__MATERIALS PROVIDED__.
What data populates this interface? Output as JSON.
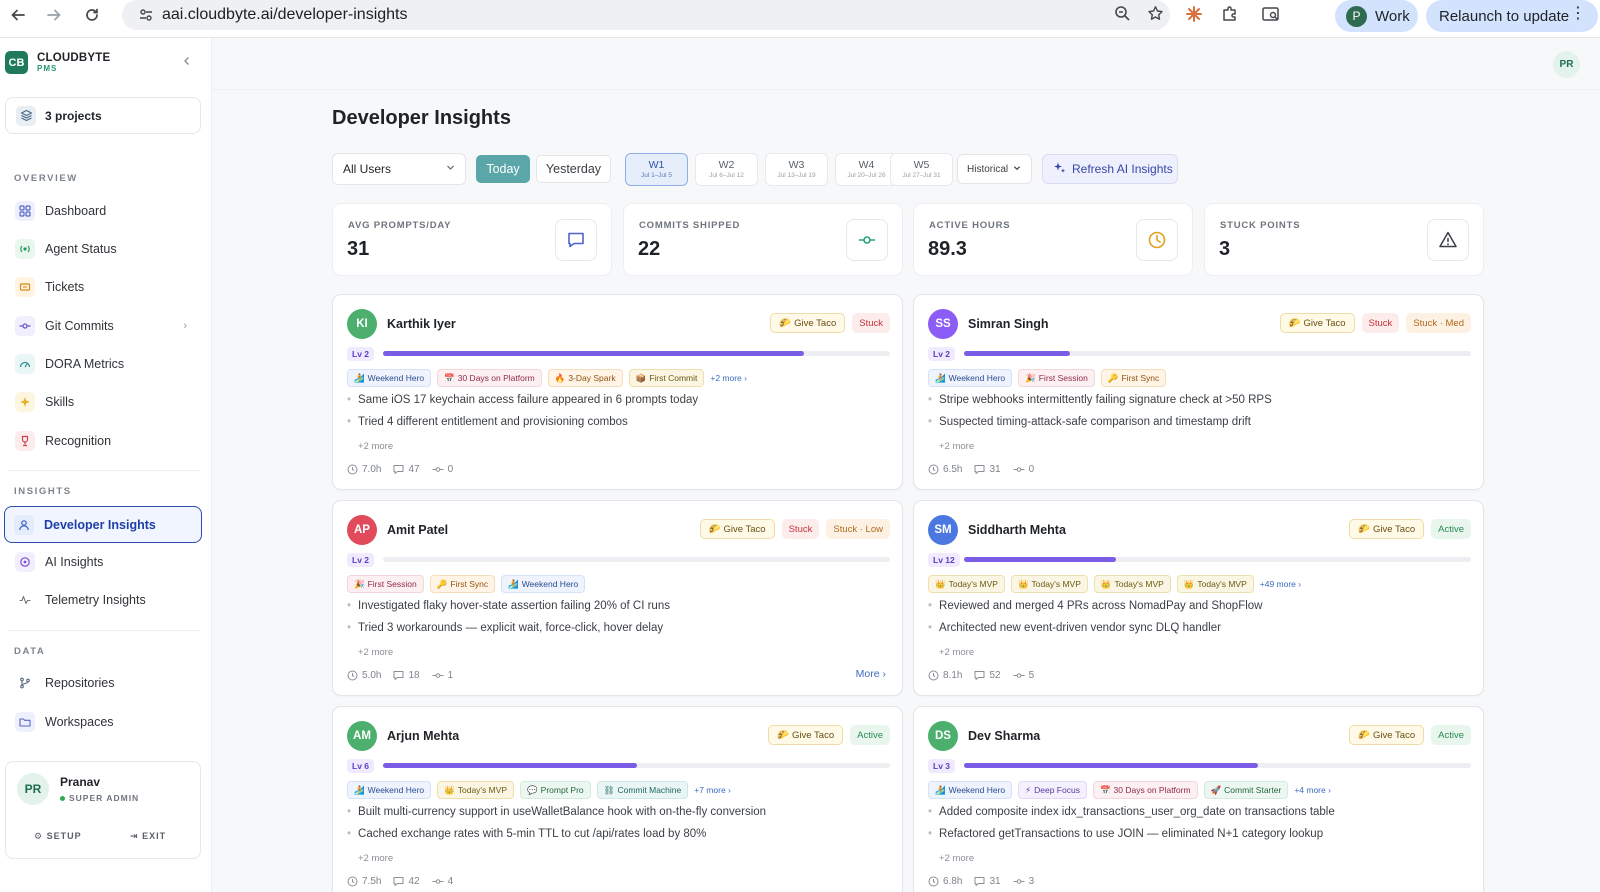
{
  "browser": {
    "url": "aai.cloudbyte.ai/developer-insights",
    "profile_initial": "P",
    "profile_label": "Work",
    "relaunch_label": "Relaunch to update"
  },
  "sidebar": {
    "brand_name": "CLOUDBYTE",
    "brand_sub": "PMS",
    "brand_logo": "CB",
    "projects_label": "3 projects",
    "sections": {
      "overview": "OVERVIEW",
      "insights": "INSIGHTS",
      "data": "DATA"
    },
    "items": [
      {
        "label": "Dashboard",
        "icon": "dashboard-icon"
      },
      {
        "label": "Agent Status",
        "icon": "agent-icon"
      },
      {
        "label": "Tickets",
        "icon": "ticket-icon"
      },
      {
        "label": "Git Commits",
        "icon": "git-commit-icon"
      },
      {
        "label": "DORA Metrics",
        "icon": "gauge-icon"
      },
      {
        "label": "Skills",
        "icon": "sparkle-icon"
      },
      {
        "label": "Recognition",
        "icon": "trophy-icon"
      },
      {
        "label": "Developer Insights",
        "icon": "users-icon"
      },
      {
        "label": "AI Insights",
        "icon": "ai-icon"
      },
      {
        "label": "Telemetry Insights",
        "icon": "pulse-icon"
      },
      {
        "label": "Repositories",
        "icon": "repo-icon"
      },
      {
        "label": "Workspaces",
        "icon": "folder-icon"
      }
    ],
    "user": {
      "initials": "PR",
      "name": "Pranav",
      "role": "SUPER ADMIN",
      "setup_label": "SETUP",
      "exit_label": "EXIT"
    }
  },
  "header": {
    "avatar_initials": "PR",
    "title": "Developer Insights"
  },
  "filters": {
    "users_select": "All Users",
    "today_label": "Today",
    "yesterday_label": "Yesterday",
    "weeks": [
      {
        "label": "W1",
        "dates": "Jul 1–Jul 5"
      },
      {
        "label": "W2",
        "dates": "Jul 6–Jul 12"
      },
      {
        "label": "W3",
        "dates": "Jul 13–Jul 19"
      },
      {
        "label": "W4",
        "dates": "Jul 20–Jul 26"
      },
      {
        "label": "W5",
        "dates": "Jul 27–Jul 31"
      }
    ],
    "historical_label": "Historical",
    "refresh_label": "Refresh AI Insights"
  },
  "stats": [
    {
      "label": "AVG PROMPTS/DAY",
      "value": "31",
      "icon": "chat-icon"
    },
    {
      "label": "COMMITS SHIPPED",
      "value": "22",
      "icon": "commit-icon"
    },
    {
      "label": "ACTIVE HOURS",
      "value": "89.3",
      "icon": "clock-icon"
    },
    {
      "label": "STUCK POINTS",
      "value": "3",
      "icon": "warning-icon"
    }
  ],
  "developers": [
    {
      "initials": "KI",
      "name": "Karthik Iyer",
      "avatar_color": "#4caf6e",
      "taco_label": "Give Taco",
      "status": "Stuck",
      "severity": "",
      "level": "Lv 2",
      "progress": 0.83,
      "achievements": [
        {
          "label": "Weekend Hero",
          "emoji": "🏄",
          "tone": "c-blue"
        },
        {
          "label": "30 Days on Platform",
          "emoji": "📅",
          "tone": "c-pink"
        },
        {
          "label": "3-Day Spark",
          "emoji": "🔥",
          "tone": "c-orange"
        },
        {
          "label": "First Commit",
          "emoji": "📦",
          "tone": "c-amber"
        }
      ],
      "more_achievements": "+2 more",
      "bullets": [
        "Same iOS 17 keychain access failure appeared in 6 prompts today",
        "Tried 4 different entitlement and provisioning combos"
      ],
      "bullets_more": "+2 more",
      "hours": "7.0h",
      "prompts": "47",
      "commits": "0",
      "more_btn": ""
    },
    {
      "initials": "SS",
      "name": "Simran Singh",
      "avatar_color": "#8b5cf6",
      "taco_label": "Give Taco",
      "status": "Stuck",
      "severity": "Stuck · Med",
      "level": "Lv 2",
      "progress": 0.21,
      "achievements": [
        {
          "label": "Weekend Hero",
          "emoji": "🏄",
          "tone": "c-blue"
        },
        {
          "label": "First Session",
          "emoji": "🎉",
          "tone": "c-pink"
        },
        {
          "label": "First Sync",
          "emoji": "🔑",
          "tone": "c-orange"
        }
      ],
      "more_achievements": "",
      "bullets": [
        "Stripe webhooks intermittently failing signature check at >50 RPS",
        "Suspected timing-attack-safe comparison and timestamp drift"
      ],
      "bullets_more": "+2 more",
      "hours": "6.5h",
      "prompts": "31",
      "commits": "0",
      "more_btn": ""
    },
    {
      "initials": "AP",
      "name": "Amit Patel",
      "avatar_color": "#e04a5a",
      "taco_label": "Give Taco",
      "status": "Stuck",
      "severity": "Stuck · Low",
      "level": "Lv 2",
      "progress": 0.0,
      "achievements": [
        {
          "label": "First Session",
          "emoji": "🎉",
          "tone": "c-pink"
        },
        {
          "label": "First Sync",
          "emoji": "🔑",
          "tone": "c-orange"
        },
        {
          "label": "Weekend Hero",
          "emoji": "🏄",
          "tone": "c-blue"
        }
      ],
      "more_achievements": "",
      "bullets": [
        "Investigated flaky hover-state assertion failing 20% of CI runs",
        "Tried 3 workarounds — explicit wait, force-click, hover delay"
      ],
      "bullets_more": "+2 more",
      "hours": "5.0h",
      "prompts": "18",
      "commits": "1",
      "more_btn": "More"
    },
    {
      "initials": "SM",
      "name": "Siddharth Mehta",
      "avatar_color": "#4a78e0",
      "taco_label": "Give Taco",
      "status": "Active",
      "severity": "",
      "level": "Lv 12",
      "progress": 0.3,
      "achievements": [
        {
          "label": "Today's MVP",
          "emoji": "👑",
          "tone": "c-amber"
        },
        {
          "label": "Today's MVP",
          "emoji": "👑",
          "tone": "c-amber"
        },
        {
          "label": "Today's MVP",
          "emoji": "👑",
          "tone": "c-amber"
        },
        {
          "label": "Today's MVP",
          "emoji": "👑",
          "tone": "c-amber"
        }
      ],
      "more_achievements": "+49 more",
      "bullets": [
        "Reviewed and merged 4 PRs across NomadPay and ShopFlow",
        "Architected new event-driven vendor sync DLQ handler"
      ],
      "bullets_more": "+2 more",
      "hours": "8.1h",
      "prompts": "52",
      "commits": "5",
      "more_btn": ""
    },
    {
      "initials": "AM",
      "name": "Arjun Mehta",
      "avatar_color": "#4caf6e",
      "taco_label": "Give Taco",
      "status": "Active",
      "severity": "",
      "level": "Lv 6",
      "progress": 0.5,
      "achievements": [
        {
          "label": "Weekend Hero",
          "emoji": "🏄",
          "tone": "c-blue"
        },
        {
          "label": "Today's MVP",
          "emoji": "👑",
          "tone": "c-amber"
        },
        {
          "label": "Prompt Pro",
          "emoji": "💬",
          "tone": "c-green"
        },
        {
          "label": "Commit Machine",
          "emoji": "⛓",
          "tone": "c-teal"
        }
      ],
      "more_achievements": "+7 more",
      "bullets": [
        "Built multi-currency support in useWalletBalance hook with on-the-fly conversion",
        "Cached exchange rates with 5-min TTL to cut /api/rates load by 80%"
      ],
      "bullets_more": "+2 more",
      "hours": "7.5h",
      "prompts": "42",
      "commits": "4",
      "more_btn": ""
    },
    {
      "initials": "DS",
      "name": "Dev Sharma",
      "avatar_color": "#4caf6e",
      "taco_label": "Give Taco",
      "status": "Active",
      "severity": "",
      "level": "Lv 3",
      "progress": 0.58,
      "achievements": [
        {
          "label": "Weekend Hero",
          "emoji": "🏄",
          "tone": "c-blue"
        },
        {
          "label": "Deep Focus",
          "emoji": "⚡",
          "tone": "c-purple"
        },
        {
          "label": "30 Days on Platform",
          "emoji": "📅",
          "tone": "c-pink"
        },
        {
          "label": "Commit Starter",
          "emoji": "🚀",
          "tone": "c-green"
        }
      ],
      "more_achievements": "+4 more",
      "bullets": [
        "Added composite index idx_transactions_user_org_date on transactions table",
        "Refactored getTransactions to use JOIN — eliminated N+1 category lookup"
      ],
      "bullets_more": "+2 more",
      "hours": "6.8h",
      "prompts": "31",
      "commits": "3",
      "more_btn": ""
    }
  ]
}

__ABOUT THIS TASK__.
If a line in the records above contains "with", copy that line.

__FINISHED EXERCISE__.
        "Built multi-currency support in useWalletBalance hook with on-the-fly conversion",
        "Cached exchange rates with 5-min TTL to cut /api/rates load by 80%"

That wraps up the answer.